Supplied data section start

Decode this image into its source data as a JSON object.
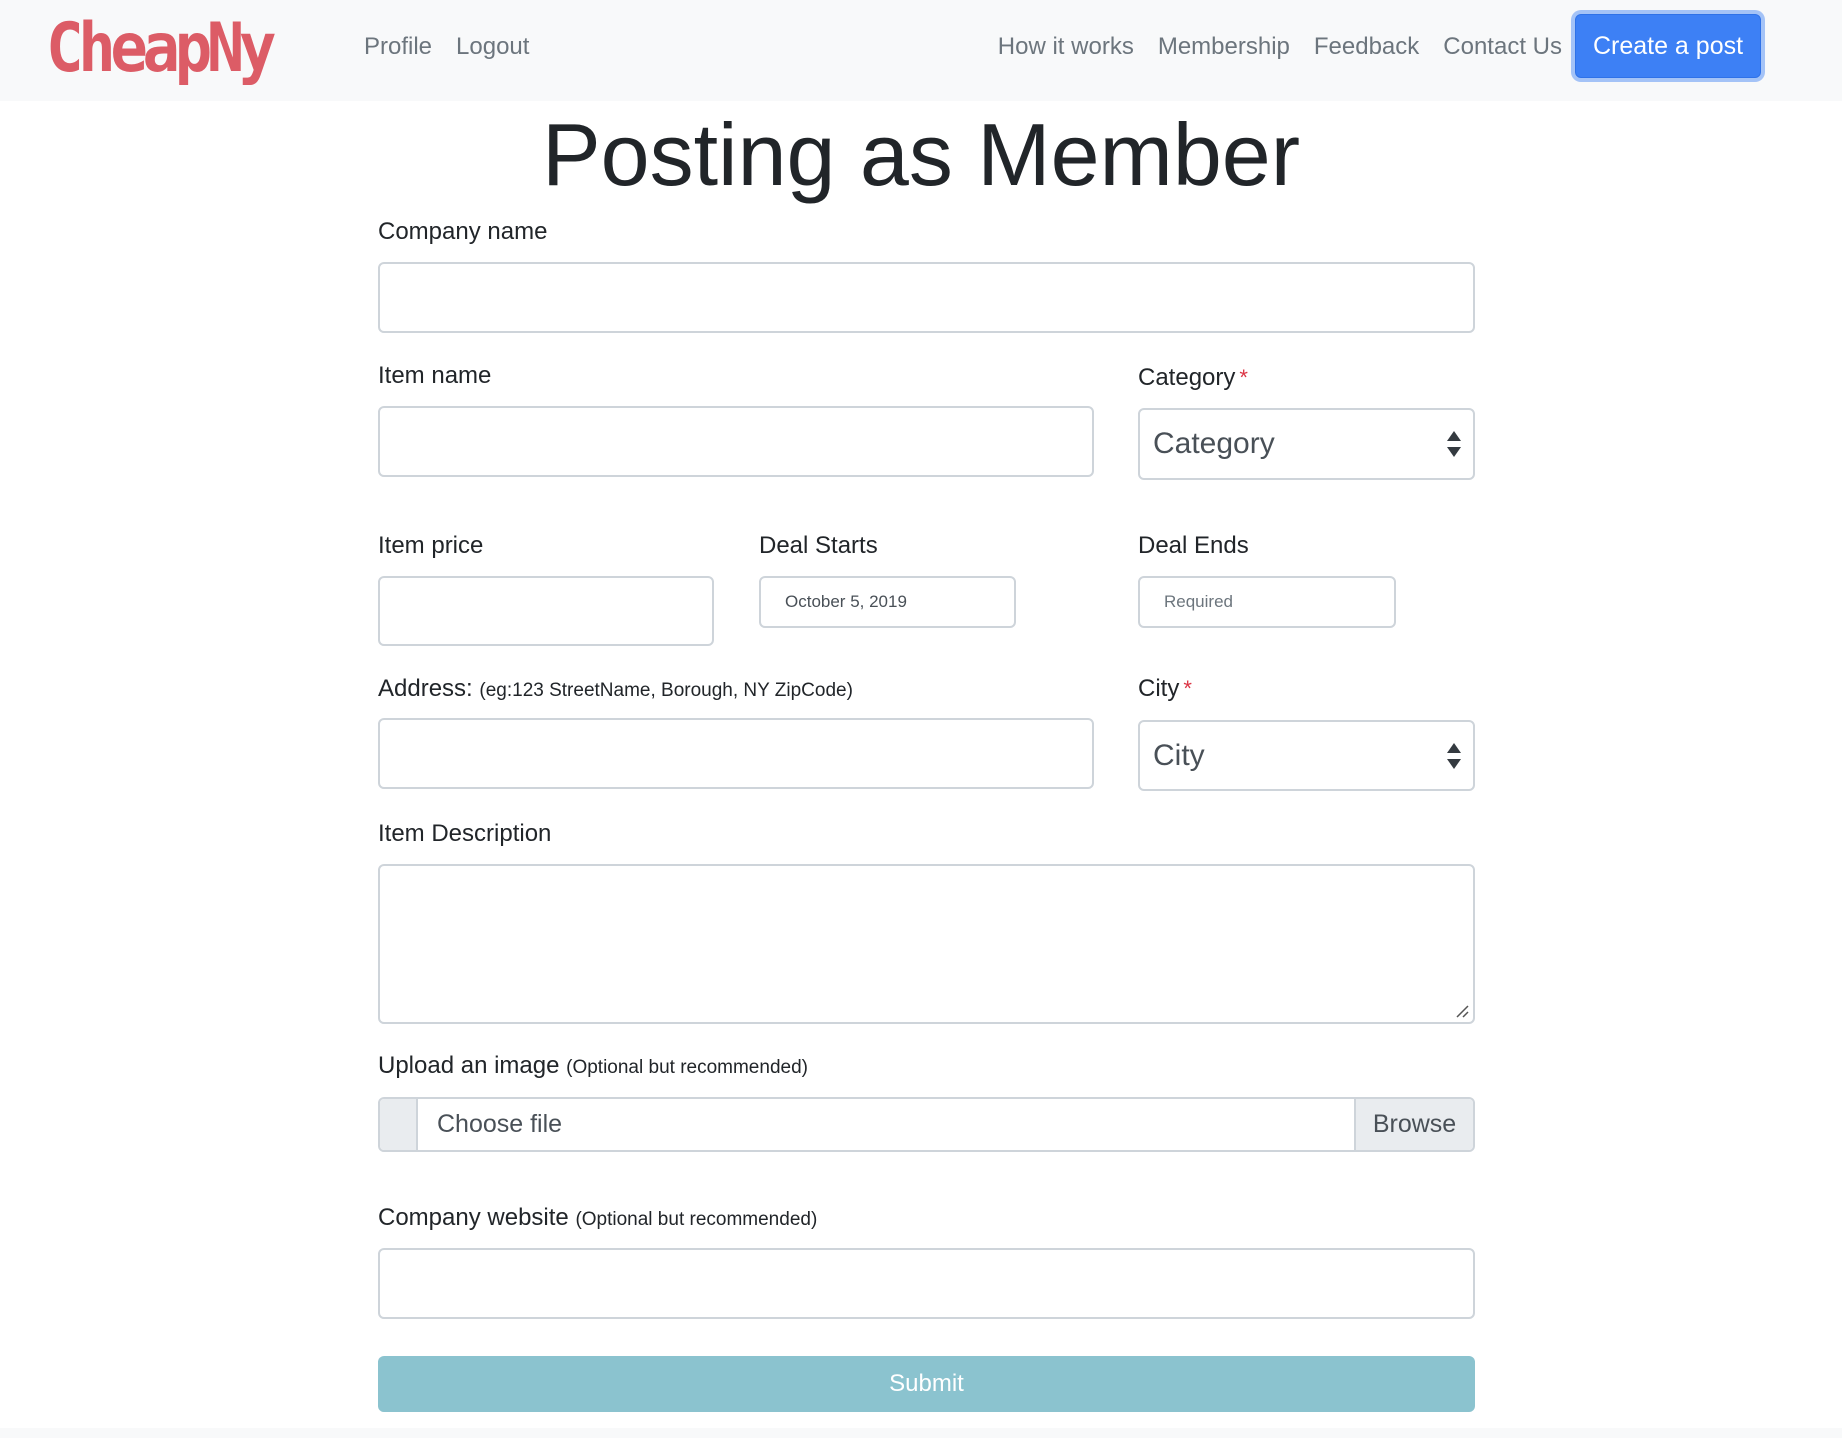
{
  "nav": {
    "brand": "CheapNy",
    "left_links": [
      "Profile",
      "Logout"
    ],
    "right_links": [
      "How it works",
      "Membership",
      "Feedback",
      "Contact Us"
    ],
    "create_button": "Create a post"
  },
  "colors": {
    "brand": "#dc5c66",
    "primary": "#3d80f5",
    "submit": "#8bc3cf",
    "required": "#dc3545"
  },
  "page": {
    "title": "Posting as Member"
  },
  "form": {
    "company_name": {
      "label": "Company name",
      "value": ""
    },
    "item_name": {
      "label": "Item name",
      "value": ""
    },
    "category": {
      "label": "Category",
      "required_mark": "*",
      "selected": "Category"
    },
    "item_price": {
      "label": "Item price",
      "value": ""
    },
    "deal_starts": {
      "label": "Deal Starts",
      "value": "October 5, 2019"
    },
    "deal_ends": {
      "label": "Deal Ends",
      "placeholder": "Required"
    },
    "address": {
      "label": "Address:",
      "hint": "(eg:123 StreetName, Borough, NY ZipCode)",
      "value": ""
    },
    "city": {
      "label": "City",
      "required_mark": "*",
      "selected": "City"
    },
    "description": {
      "label": "Item Description",
      "value": ""
    },
    "upload": {
      "label": "Upload an image",
      "hint": "(Optional but recommended)",
      "file_text": "Choose file",
      "browse": "Browse"
    },
    "website": {
      "label": "Company website",
      "hint": "(Optional but recommended)",
      "value": ""
    },
    "submit": "Submit"
  },
  "icons": {
    "select_arrows": "up-down-arrows-icon",
    "resize": "resize-grip-icon"
  }
}
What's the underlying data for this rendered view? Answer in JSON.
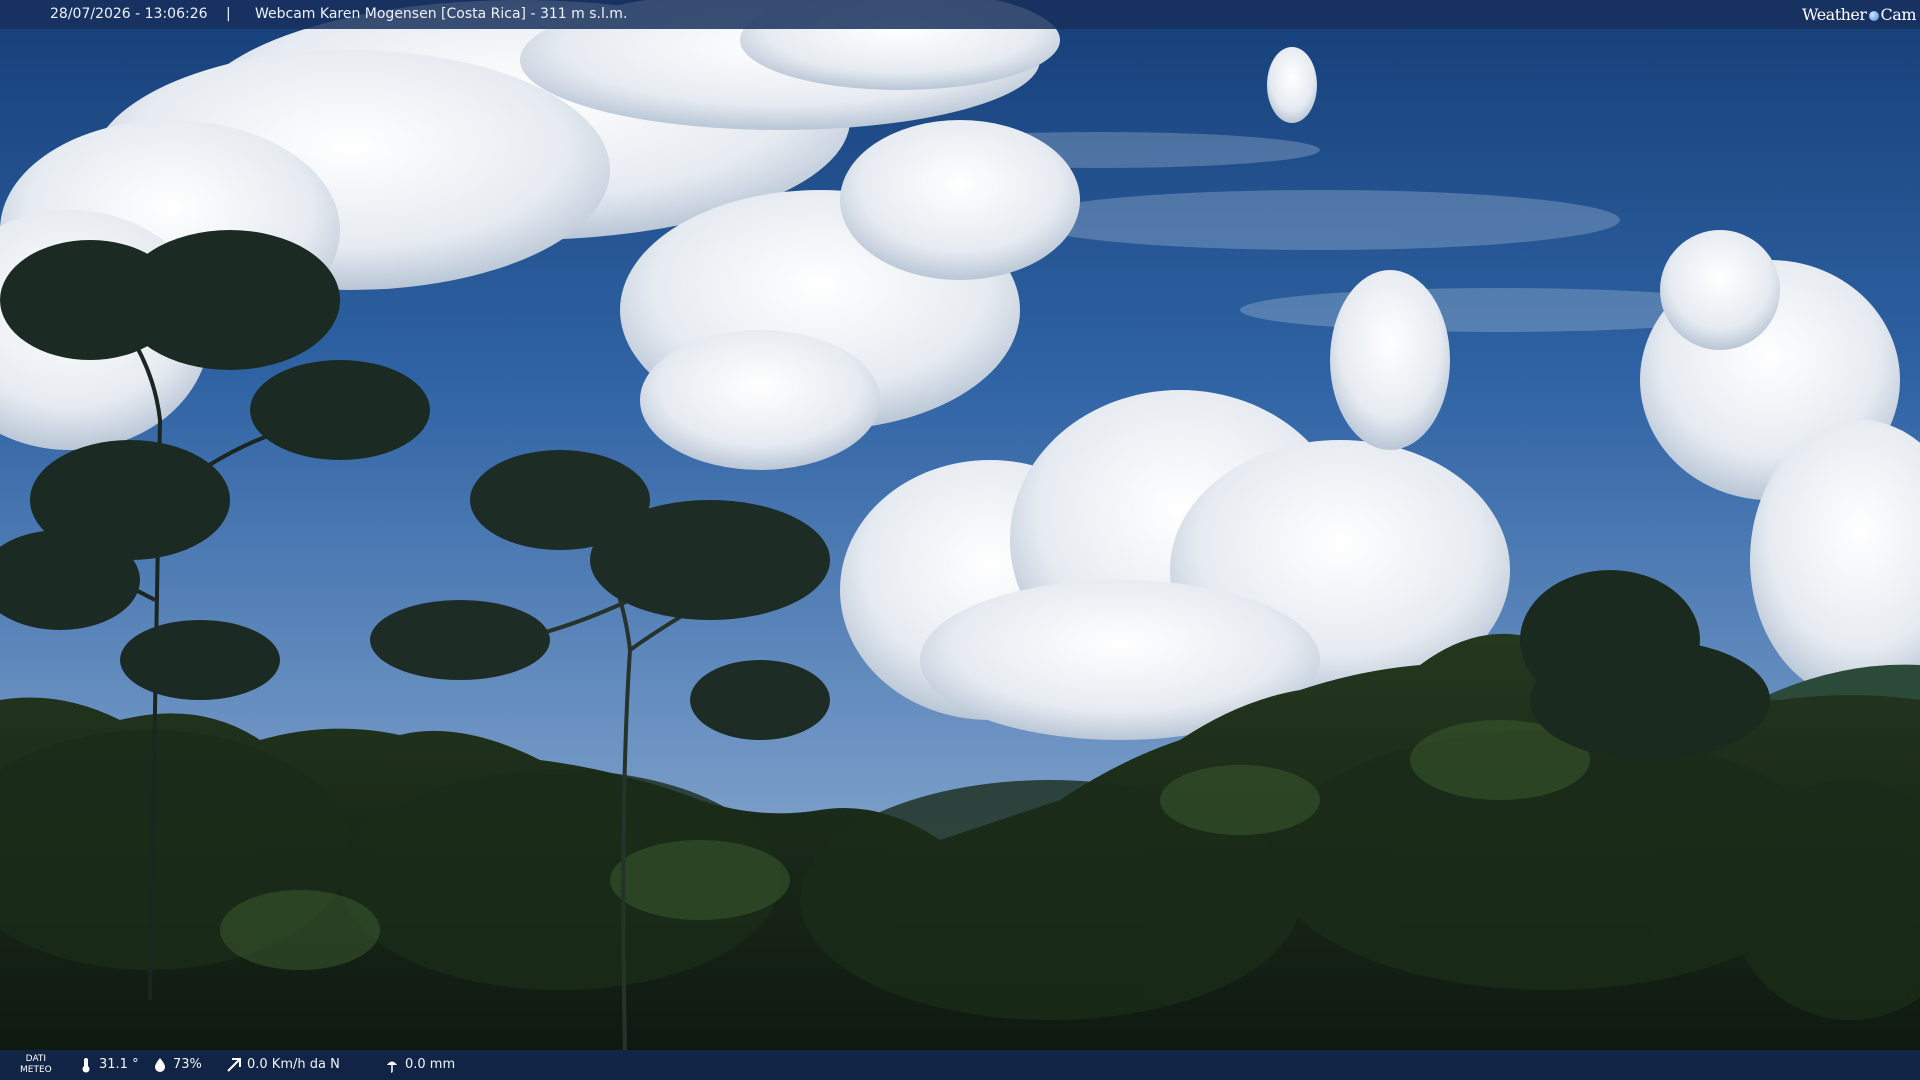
{
  "header": {
    "datetime": "28/07/2026 - 13:06:26",
    "separator": "|",
    "title": "Webcam Karen Mogensen [Costa Rica] - 311 m s.l.m.",
    "brand_left": "Weather",
    "brand_right": "Cam"
  },
  "footer": {
    "label_line1": "DATI",
    "label_line2": "METEO",
    "temperature": "31.1 °",
    "humidity": "73%",
    "wind": "0.0 Km/h da N",
    "rain": "0.0 mm",
    "icons": [
      "thermometer-icon",
      "humidity-icon",
      "wind-icon",
      "rain-icon"
    ]
  },
  "colors": {
    "sky_top": "#17447f",
    "sky_mid": "#3a6fb0",
    "sky_low": "#8fb0d2",
    "cloud": "#eef1f5",
    "foliage_dark": "#0e1a12",
    "foliage_mid": "#23381f"
  }
}
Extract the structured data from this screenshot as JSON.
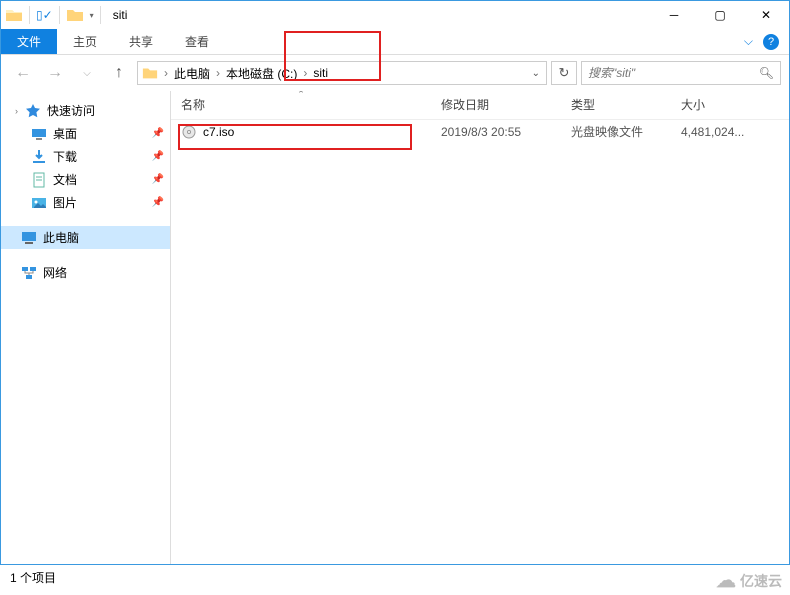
{
  "title": "siti",
  "ribbon": {
    "file": "文件",
    "home": "主页",
    "share": "共享",
    "view": "查看"
  },
  "breadcrumbs": [
    "此电脑",
    "本地磁盘 (C:)",
    "siti"
  ],
  "search_placeholder": "搜索\"siti\"",
  "sidebar": {
    "quick_access": "快速访问",
    "items": [
      {
        "label": "桌面"
      },
      {
        "label": "下载"
      },
      {
        "label": "文档"
      },
      {
        "label": "图片"
      }
    ],
    "this_pc": "此电脑",
    "network": "网络"
  },
  "columns": {
    "name": "名称",
    "date": "修改日期",
    "type": "类型",
    "size": "大小"
  },
  "files": [
    {
      "name": "c7.iso",
      "date": "2019/8/3 20:55",
      "type": "光盘映像文件",
      "size": "4,481,024..."
    }
  ],
  "status": "1 个项目",
  "watermark": "亿速云"
}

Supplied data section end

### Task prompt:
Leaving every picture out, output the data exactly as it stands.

### Response below:
Decode this image into its source data as a JSON object.
{
  "nav": {
    "brand": "CheapNy",
    "left_links": [
      "Profile",
      "Logout"
    ],
    "right_links": [
      "How it works",
      "Membership",
      "Feedback",
      "Contact Us"
    ],
    "create_button": "Create a post"
  },
  "colors": {
    "brand": "#dc5c66",
    "primary": "#3d80f5",
    "submit": "#8bc3cf",
    "required": "#dc3545"
  },
  "page": {
    "title": "Posting as Member"
  },
  "form": {
    "company_name": {
      "label": "Company name",
      "value": ""
    },
    "item_name": {
      "label": "Item name",
      "value": ""
    },
    "category": {
      "label": "Category",
      "required_mark": "*",
      "selected": "Category"
    },
    "item_price": {
      "label": "Item price",
      "value": ""
    },
    "deal_starts": {
      "label": "Deal Starts",
      "value": "October 5, 2019"
    },
    "deal_ends": {
      "label": "Deal Ends",
      "placeholder": "Required"
    },
    "address": {
      "label": "Address:",
      "hint": "(eg:123 StreetName, Borough, NY ZipCode)",
      "value": ""
    },
    "city": {
      "label": "City",
      "required_mark": "*",
      "selected": "City"
    },
    "description": {
      "label": "Item Description",
      "value": ""
    },
    "upload": {
      "label": "Upload an image",
      "hint": "(Optional but recommended)",
      "file_text": "Choose file",
      "browse": "Browse"
    },
    "website": {
      "label": "Company website",
      "hint": "(Optional but recommended)",
      "value": ""
    },
    "submit": "Submit"
  },
  "icons": {
    "select_arrows": "up-down-arrows-icon",
    "resize": "resize-grip-icon"
  }
}
What's the underlying data for this rendered view? Answer in JSON.
{
  "header": {
    "datetime": "28/07/2026 - 13:06:26",
    "separator": "|",
    "title": "Webcam Karen Mogensen [Costa Rica] - 311 m s.l.m.",
    "brand_left": "Weather",
    "brand_right": "Cam"
  },
  "footer": {
    "label_line1": "DATI",
    "label_line2": "METEO",
    "temperature": "31.1 °",
    "humidity": "73%",
    "wind": "0.0 Km/h da N",
    "rain": "0.0 mm",
    "icons": [
      "thermometer-icon",
      "humidity-icon",
      "wind-icon",
      "rain-icon"
    ]
  },
  "colors": {
    "sky_top": "#17447f",
    "sky_mid": "#3a6fb0",
    "sky_low": "#8fb0d2",
    "cloud": "#eef1f5",
    "foliage_dark": "#0e1a12",
    "foliage_mid": "#23381f"
  }
}
Extract the structured data from this screenshot as JSON.
{
  "title": "siti",
  "ribbon": {
    "file": "文件",
    "home": "主页",
    "share": "共享",
    "view": "查看"
  },
  "breadcrumbs": [
    "此电脑",
    "本地磁盘 (C:)",
    "siti"
  ],
  "search_placeholder": "搜索\"siti\"",
  "sidebar": {
    "quick_access": "快速访问",
    "items": [
      {
        "label": "桌面"
      },
      {
        "label": "下载"
      },
      {
        "label": "文档"
      },
      {
        "label": "图片"
      }
    ],
    "this_pc": "此电脑",
    "network": "网络"
  },
  "columns": {
    "name": "名称",
    "date": "修改日期",
    "type": "类型",
    "size": "大小"
  },
  "files": [
    {
      "name": "c7.iso",
      "date": "2019/8/3 20:55",
      "type": "光盘映像文件",
      "size": "4,481,024..."
    }
  ],
  "status": "1 个项目",
  "watermark": "亿速云"
}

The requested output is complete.